Source: Kristin Meekhof
“We tell each other stories to live.” –Jeanne Didion
As a social worker turned bestselling author, this quote from Joan Didion is one of the reasons I wrote my book. And one of the most frequently asked questions I get is, “How did you write a book?” People also want to know how I attracted more than one publisher and how I got support from a literary agent, a Pulitzer Prize-winning author, as well as best-selling authors and media personalities Katie Couric , Deepak Chopra, MD, and Maria Shriver.
What follows may surprise you, especially since the literary and editorial community can be a bit of an enigma. Nothing in my educational background or professional experience prepared me for the publishing industry. It was a kind of baptism of fire. Through my undergraduate training in psychology and then my graduate studies in the helping field, I learned to be empathetic and compassionate. My first experiences with the media and the world of books were anything but a warm welcome. I remember an initial jab with a PR woman (who has worked with several respectable authors). After reviewing some of my writing samples, she said, “I knew you were on a learning curve, but I didn’t know you were at the bottom.”
The criticism stung. However, I knew perseverance would win. And within days I was exchanging emails directly with Dr. Deepak Chopra.
I also focused on why I wanted to write a book. After my husband died in 2007, I read everything I could about loss and grief, and it didn’t have to relate to that of a spouse or partner. I was curious to know how people were doing. I noticed that there were a lot of women’s accounts in the bereavement/loss literature. And sharing the stories of resilient women mattered to me.
Here are seven things everyone should know about writing a book:
1. Chances are you’re already an expert in the category you want to write about.
The grief/loss category of my book is full of well-known authors and experts with more degrees than me; however, I knew no one could tell my story like I can.
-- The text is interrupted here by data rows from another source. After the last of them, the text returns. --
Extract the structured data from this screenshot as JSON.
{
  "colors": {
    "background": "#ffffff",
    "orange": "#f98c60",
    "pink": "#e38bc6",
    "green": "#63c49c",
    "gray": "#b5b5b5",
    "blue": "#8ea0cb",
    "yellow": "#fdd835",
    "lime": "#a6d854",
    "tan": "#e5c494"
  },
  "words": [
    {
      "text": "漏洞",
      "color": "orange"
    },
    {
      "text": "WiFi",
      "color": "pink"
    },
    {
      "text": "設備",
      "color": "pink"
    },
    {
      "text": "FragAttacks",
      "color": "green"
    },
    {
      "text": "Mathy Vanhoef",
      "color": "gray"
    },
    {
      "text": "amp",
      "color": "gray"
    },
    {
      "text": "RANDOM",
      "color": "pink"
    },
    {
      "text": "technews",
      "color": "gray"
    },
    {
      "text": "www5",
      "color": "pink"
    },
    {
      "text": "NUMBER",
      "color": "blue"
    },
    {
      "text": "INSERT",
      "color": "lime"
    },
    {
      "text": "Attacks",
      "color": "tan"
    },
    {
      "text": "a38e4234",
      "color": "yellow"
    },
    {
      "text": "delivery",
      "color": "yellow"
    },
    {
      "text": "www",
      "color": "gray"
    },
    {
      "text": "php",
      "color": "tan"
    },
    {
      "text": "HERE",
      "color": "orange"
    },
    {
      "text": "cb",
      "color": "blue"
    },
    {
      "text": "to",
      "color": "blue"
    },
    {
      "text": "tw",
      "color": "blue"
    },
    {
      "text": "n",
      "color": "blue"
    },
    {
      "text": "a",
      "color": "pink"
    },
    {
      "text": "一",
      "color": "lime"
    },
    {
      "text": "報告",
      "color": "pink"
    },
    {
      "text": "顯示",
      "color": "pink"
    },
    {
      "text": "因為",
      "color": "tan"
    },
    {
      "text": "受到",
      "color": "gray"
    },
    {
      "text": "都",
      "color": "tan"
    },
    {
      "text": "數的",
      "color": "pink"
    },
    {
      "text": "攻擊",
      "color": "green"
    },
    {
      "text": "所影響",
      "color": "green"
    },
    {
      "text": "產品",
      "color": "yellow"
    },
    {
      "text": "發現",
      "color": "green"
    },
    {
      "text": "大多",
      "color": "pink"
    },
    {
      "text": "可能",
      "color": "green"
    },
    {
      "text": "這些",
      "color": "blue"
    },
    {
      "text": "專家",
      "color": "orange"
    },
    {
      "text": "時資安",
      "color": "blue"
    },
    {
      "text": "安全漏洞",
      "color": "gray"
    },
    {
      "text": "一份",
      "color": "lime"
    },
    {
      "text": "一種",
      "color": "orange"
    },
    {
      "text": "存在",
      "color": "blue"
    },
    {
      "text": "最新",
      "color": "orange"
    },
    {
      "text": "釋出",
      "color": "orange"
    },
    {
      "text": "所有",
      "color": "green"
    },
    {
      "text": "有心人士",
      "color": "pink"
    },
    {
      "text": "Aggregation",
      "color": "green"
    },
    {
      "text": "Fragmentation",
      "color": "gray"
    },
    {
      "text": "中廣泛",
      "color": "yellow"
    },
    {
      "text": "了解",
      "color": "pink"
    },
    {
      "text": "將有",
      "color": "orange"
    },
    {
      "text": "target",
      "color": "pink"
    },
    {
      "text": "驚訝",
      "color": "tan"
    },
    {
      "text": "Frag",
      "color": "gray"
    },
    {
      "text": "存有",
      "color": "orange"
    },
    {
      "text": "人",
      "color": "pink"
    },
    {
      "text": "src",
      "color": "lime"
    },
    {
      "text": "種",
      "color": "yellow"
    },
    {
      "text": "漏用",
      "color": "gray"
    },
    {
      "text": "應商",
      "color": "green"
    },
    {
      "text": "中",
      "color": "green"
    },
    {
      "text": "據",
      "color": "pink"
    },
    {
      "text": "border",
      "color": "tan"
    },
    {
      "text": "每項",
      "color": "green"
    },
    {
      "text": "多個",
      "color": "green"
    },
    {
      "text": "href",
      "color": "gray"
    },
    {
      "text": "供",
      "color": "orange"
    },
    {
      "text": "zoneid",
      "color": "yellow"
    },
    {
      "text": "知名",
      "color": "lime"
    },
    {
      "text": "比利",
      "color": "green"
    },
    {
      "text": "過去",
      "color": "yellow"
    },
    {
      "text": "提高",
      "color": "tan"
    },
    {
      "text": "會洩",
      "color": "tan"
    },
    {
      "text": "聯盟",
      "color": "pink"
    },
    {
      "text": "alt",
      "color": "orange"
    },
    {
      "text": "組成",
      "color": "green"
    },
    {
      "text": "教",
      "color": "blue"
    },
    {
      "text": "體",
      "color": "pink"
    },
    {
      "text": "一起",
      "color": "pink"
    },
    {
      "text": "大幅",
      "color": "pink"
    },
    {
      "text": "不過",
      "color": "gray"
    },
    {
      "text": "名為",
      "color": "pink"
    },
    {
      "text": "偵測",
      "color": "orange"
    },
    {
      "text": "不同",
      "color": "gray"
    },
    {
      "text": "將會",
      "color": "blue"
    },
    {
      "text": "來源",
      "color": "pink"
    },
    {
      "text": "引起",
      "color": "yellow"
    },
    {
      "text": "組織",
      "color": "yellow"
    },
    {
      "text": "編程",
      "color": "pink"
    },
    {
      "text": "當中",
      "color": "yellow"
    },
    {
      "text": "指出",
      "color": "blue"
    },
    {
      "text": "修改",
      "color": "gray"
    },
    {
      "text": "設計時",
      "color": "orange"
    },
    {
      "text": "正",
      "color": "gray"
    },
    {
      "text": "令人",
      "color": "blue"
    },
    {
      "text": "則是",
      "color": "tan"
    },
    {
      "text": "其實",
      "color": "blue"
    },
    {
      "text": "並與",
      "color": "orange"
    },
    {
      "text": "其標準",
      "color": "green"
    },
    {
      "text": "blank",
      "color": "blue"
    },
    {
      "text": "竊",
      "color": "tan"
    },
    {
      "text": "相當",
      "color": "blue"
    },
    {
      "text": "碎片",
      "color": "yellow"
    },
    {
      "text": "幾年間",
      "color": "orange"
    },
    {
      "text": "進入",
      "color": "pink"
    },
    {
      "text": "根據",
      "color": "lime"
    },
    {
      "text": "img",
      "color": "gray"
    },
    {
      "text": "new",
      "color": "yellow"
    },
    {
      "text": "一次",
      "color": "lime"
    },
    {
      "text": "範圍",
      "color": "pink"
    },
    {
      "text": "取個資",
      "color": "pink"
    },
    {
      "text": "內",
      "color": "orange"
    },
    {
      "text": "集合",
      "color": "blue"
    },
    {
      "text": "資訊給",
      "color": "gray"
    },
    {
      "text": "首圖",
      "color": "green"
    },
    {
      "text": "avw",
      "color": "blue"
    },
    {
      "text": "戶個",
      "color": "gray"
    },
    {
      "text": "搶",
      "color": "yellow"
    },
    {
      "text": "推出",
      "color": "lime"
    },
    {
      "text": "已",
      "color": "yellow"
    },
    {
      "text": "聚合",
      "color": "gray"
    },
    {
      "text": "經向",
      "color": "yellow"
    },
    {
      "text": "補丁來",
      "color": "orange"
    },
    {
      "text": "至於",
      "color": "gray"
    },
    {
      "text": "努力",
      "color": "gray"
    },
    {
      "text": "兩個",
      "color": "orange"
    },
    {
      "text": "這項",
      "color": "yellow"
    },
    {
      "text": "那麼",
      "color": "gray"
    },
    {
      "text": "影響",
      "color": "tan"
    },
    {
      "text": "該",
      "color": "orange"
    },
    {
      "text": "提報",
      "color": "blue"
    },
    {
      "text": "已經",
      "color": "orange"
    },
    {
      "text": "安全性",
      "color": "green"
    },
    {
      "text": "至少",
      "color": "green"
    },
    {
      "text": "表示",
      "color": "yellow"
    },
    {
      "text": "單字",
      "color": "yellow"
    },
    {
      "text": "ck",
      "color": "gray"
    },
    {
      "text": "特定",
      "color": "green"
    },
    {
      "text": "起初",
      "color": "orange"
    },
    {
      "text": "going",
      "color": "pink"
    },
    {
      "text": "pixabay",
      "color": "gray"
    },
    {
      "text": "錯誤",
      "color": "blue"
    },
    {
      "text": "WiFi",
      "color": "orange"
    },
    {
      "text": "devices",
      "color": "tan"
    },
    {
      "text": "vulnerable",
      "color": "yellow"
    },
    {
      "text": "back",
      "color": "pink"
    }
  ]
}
I also understood, by interviewing women who have lost their spouse or partner, that I would share untold stories and that is new content. It’s not uncommon to undermine your life experiences because you don’t see them as “professional” or relatively small work and yet they are situations that make you communicable. Others can learn from them and your ideas.
2. Pursuing a new project can promote personal and professional growth.
If your business follows a typical pattern, chances are you are moving in a certain circle. You may feel valued within your social or professional networks, but you see the same people. In the midst of a new project, like writing a book, you broaden your impact and seek out new resources. It means trying and learning new ways to enrich yourself and engage with new communities.
3. Digital platforms provide access to influential people.
I was taken completely by surprise when I found out that I was responsible for getting blurbs and support for my book. Without any connection or professional PR experience, I knew my hope was online. Digital platforms, such as the use of Twitter and other social media, provide access to influencers. And as an introvert, it made me really think about my word choices. Using Twitter and other social media, I made direct contact with Deepak Chopra, Katie Couric, Maria Shriver and other media influencers. The good news is that this means the people involved in the topics you care about are accessible. It should go beyond just saying “hi” and not “asking” for something the moment you log in. When I teach people how to connect, I remind them that many well-known people are in the service of well-being.
4. Non-traditional publishing channels are possible.
As a book consultant and author coach, I worked with a PhD-level psychologist who went straight to a book publisher and submitted her manuscript. Her non-fiction book is set to launch later this year. It should be noted that a literary lawyer reviewed his agreement before it was signed.
5. Transformation can happen without leaving a full-time job.
At the time of writing my manuscript, I was working full-time as a social worker. I set myself a rigorous schedule (two evenings a week and several weekends) to do my research and write. With the luxury of a paid vacation, I used it to take trips and in-person interviews. Few people I have known, other than those on sabbaticals, have been able to dedicate all of their time to a book project.
6. The pursuit of profit doesn’t mean you have to spend buckets of cash.
Things like reaching out on social media or sending an email are free and effective. These things can influence more than you think. By leveraging my social media influencers and asking my family and friends to rally behind me, my book was ranked #1 in many categories (i.e. Grief/Bereavement) even before its launch. I only made one paid ad. It was last year, not to support my book, but to help another caregiver’s non-profit organization.
7. Moonshot mindset matters.
Some may see becoming a first-time author or writing another book as a moonlighting opportunity, but I knew to focus on my passion project and get results (i.e. finish a chapter, get an interview) would bring fulfillment. Every time I created an opportunity by reaching out to someone (eg cold call, email), I imagined success. It didn’t mean a favorable response every time, but 90% of my efforts were successful. Exploring new things affected me in a positive way, which encouraged me to nurture more relationships.
Resilience can supplant writing anxiety. The reality is that most have doubts about pursuing something new. Focusing on who you want to reach and why you want to do it can transcend old fears.